● Problem statement
For this exercise, print the records below verbatim.

● Information provided
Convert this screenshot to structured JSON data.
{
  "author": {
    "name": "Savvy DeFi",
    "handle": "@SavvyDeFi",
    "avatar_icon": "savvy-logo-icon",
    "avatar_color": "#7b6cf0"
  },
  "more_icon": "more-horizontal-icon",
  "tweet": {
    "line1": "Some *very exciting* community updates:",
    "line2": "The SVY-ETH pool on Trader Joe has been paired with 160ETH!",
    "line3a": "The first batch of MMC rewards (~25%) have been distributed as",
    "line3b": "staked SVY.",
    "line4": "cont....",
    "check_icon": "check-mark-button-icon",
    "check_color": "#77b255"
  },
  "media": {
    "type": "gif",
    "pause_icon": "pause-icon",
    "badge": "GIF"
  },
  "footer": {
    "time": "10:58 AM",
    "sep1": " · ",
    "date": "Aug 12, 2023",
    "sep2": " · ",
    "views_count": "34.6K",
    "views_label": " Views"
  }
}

● Solved problem
Convert this screenshot to structured JSON data.
{
  "author": {
    "name": "Savvy DeFi",
    "handle": "@SavvyDeFi",
    "avatar_icon": "savvy-logo-icon",
    "avatar_color": "#7b6cf0"
  },
  "more_icon": "more-horizontal-icon",
  "tweet": {
    "line1": "Some *very exciting* community updates:",
    "line2": "The SVY-ETH pool on Trader Joe has been paired with 160ETH!",
    "line3a": "The first batch of MMC rewards (~25%) have been distributed as",
    "line3b": "staked SVY.",
    "line4": "cont....",
    "check_icon": "check-mark-button-icon",
    "check_color": "#77b255"
  },
  "media": {
    "type": "gif",
    "pause_icon": "pause-icon",
    "badge": "GIF"
  },
  "footer": {
    "time": "10:58 AM",
    "sep1": " · ",
    "date": "Aug 12, 2023",
    "sep2": " · ",
    "views_count": "34.6K",
    "views_label": " Views"
  }
}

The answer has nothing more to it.